[Entries from a dataset of interfaces]
══════════════════════════════

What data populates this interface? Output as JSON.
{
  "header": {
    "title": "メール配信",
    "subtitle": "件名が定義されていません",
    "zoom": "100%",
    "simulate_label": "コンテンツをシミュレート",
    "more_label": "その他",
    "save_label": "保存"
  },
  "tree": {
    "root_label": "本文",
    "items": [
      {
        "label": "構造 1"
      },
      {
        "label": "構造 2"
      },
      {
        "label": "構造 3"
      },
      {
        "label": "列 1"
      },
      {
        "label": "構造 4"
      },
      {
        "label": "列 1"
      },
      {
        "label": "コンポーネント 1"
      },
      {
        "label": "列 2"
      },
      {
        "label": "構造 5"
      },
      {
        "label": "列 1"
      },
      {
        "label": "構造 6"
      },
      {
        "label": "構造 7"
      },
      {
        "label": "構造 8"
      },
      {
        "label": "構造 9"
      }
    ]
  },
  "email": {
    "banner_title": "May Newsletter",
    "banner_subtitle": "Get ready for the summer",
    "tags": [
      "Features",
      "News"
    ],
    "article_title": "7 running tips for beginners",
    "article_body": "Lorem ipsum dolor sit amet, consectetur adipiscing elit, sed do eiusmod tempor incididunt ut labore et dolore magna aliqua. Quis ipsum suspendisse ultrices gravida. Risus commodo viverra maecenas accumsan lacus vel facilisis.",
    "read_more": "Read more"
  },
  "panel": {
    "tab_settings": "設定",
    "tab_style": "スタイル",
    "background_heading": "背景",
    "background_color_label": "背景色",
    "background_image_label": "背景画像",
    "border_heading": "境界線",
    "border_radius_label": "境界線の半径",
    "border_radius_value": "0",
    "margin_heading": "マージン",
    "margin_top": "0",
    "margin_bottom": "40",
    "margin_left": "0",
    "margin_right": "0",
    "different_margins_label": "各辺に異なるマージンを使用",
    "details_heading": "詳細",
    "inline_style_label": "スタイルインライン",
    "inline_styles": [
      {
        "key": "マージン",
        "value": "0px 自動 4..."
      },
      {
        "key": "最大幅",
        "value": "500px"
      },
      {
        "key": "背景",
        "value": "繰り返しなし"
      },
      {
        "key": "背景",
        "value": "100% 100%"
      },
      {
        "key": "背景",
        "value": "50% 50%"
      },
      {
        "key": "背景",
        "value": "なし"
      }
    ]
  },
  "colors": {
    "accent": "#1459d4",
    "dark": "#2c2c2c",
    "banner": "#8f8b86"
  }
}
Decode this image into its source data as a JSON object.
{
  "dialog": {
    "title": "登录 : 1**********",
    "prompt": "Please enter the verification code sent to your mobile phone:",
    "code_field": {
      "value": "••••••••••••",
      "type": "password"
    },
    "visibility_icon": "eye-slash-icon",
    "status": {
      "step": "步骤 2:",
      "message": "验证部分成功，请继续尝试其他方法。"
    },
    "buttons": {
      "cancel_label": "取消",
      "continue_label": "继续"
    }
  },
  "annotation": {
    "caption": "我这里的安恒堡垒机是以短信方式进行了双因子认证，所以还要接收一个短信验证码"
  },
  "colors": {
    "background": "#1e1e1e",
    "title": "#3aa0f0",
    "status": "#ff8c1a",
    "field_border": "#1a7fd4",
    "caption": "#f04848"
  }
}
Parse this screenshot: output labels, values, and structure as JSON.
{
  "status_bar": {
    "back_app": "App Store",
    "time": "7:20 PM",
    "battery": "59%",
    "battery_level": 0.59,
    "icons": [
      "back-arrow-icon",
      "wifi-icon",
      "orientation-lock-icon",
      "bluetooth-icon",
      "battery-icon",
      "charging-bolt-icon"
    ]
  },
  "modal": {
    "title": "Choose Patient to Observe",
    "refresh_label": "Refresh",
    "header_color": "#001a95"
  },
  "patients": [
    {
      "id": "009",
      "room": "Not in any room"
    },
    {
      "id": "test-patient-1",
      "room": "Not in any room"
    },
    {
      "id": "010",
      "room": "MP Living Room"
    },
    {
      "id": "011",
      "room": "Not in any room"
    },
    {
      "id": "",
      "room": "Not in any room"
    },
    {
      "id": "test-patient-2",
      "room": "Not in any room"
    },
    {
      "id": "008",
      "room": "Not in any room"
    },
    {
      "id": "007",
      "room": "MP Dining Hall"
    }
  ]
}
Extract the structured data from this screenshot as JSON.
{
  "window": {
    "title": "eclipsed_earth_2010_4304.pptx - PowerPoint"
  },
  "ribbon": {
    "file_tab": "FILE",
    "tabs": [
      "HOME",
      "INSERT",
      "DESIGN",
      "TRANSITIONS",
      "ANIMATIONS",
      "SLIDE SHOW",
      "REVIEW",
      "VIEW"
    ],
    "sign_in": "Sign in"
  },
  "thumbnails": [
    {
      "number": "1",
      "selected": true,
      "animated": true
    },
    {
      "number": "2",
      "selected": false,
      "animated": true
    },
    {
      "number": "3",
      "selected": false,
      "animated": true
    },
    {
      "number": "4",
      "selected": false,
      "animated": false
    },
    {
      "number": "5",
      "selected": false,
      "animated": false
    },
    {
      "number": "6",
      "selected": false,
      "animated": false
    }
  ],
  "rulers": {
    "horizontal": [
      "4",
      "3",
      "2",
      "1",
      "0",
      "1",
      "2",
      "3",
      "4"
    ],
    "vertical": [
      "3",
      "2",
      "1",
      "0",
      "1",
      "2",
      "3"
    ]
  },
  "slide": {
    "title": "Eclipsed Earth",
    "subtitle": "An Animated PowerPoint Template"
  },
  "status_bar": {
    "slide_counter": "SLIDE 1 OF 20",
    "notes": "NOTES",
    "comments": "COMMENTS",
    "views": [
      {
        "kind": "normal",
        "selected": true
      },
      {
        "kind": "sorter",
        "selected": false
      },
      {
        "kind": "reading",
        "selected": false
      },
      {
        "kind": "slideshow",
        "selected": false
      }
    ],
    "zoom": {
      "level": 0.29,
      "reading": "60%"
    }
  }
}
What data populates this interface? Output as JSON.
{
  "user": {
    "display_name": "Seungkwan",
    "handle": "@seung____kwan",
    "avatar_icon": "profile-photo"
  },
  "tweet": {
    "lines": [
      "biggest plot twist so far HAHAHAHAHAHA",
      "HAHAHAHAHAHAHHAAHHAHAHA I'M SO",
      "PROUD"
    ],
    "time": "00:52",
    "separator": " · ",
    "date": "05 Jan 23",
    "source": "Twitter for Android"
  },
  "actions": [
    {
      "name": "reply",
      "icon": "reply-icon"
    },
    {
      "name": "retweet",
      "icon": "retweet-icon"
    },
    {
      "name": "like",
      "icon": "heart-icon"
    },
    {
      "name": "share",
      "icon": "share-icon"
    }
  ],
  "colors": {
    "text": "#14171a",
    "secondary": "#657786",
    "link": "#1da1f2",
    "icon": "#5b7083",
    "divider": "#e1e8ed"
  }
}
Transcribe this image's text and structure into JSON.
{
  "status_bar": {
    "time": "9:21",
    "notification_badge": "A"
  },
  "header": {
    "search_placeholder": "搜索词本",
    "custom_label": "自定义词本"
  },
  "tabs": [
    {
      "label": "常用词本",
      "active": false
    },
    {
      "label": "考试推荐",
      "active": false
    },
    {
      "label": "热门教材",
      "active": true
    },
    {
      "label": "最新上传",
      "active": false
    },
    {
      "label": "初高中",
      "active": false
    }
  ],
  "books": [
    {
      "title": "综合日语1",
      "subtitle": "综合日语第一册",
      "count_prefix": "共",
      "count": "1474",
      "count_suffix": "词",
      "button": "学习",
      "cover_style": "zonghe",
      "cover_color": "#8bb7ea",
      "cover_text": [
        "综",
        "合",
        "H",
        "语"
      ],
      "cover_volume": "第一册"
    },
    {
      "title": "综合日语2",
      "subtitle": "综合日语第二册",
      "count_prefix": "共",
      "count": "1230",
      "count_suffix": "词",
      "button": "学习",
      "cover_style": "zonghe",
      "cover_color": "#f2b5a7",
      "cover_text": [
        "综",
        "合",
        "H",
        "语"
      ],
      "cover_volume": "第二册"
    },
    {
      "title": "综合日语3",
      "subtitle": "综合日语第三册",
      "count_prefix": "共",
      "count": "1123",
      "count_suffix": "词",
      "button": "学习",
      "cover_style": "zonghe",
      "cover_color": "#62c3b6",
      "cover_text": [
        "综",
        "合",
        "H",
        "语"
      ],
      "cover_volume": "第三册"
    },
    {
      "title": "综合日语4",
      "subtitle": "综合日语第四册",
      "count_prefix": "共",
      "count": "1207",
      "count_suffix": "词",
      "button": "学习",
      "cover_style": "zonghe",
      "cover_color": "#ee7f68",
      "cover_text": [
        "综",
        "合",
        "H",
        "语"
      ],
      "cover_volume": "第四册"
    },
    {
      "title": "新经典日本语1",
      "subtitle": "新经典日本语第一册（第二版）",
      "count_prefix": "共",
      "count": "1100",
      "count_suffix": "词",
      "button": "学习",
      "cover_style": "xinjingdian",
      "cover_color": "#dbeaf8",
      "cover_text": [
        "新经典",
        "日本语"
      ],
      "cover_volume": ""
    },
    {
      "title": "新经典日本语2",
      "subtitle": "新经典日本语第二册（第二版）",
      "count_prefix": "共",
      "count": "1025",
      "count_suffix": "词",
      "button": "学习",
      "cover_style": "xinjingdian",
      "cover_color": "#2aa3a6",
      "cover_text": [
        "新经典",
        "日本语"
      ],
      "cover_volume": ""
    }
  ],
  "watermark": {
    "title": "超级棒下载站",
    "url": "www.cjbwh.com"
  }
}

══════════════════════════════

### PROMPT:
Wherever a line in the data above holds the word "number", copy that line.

### SOLUTION TO THIS PROBLEM:
      "number": "1",
      "number": "2",
      "number": "3",
      "number": "4",
      "number": "5",
      "number": "6",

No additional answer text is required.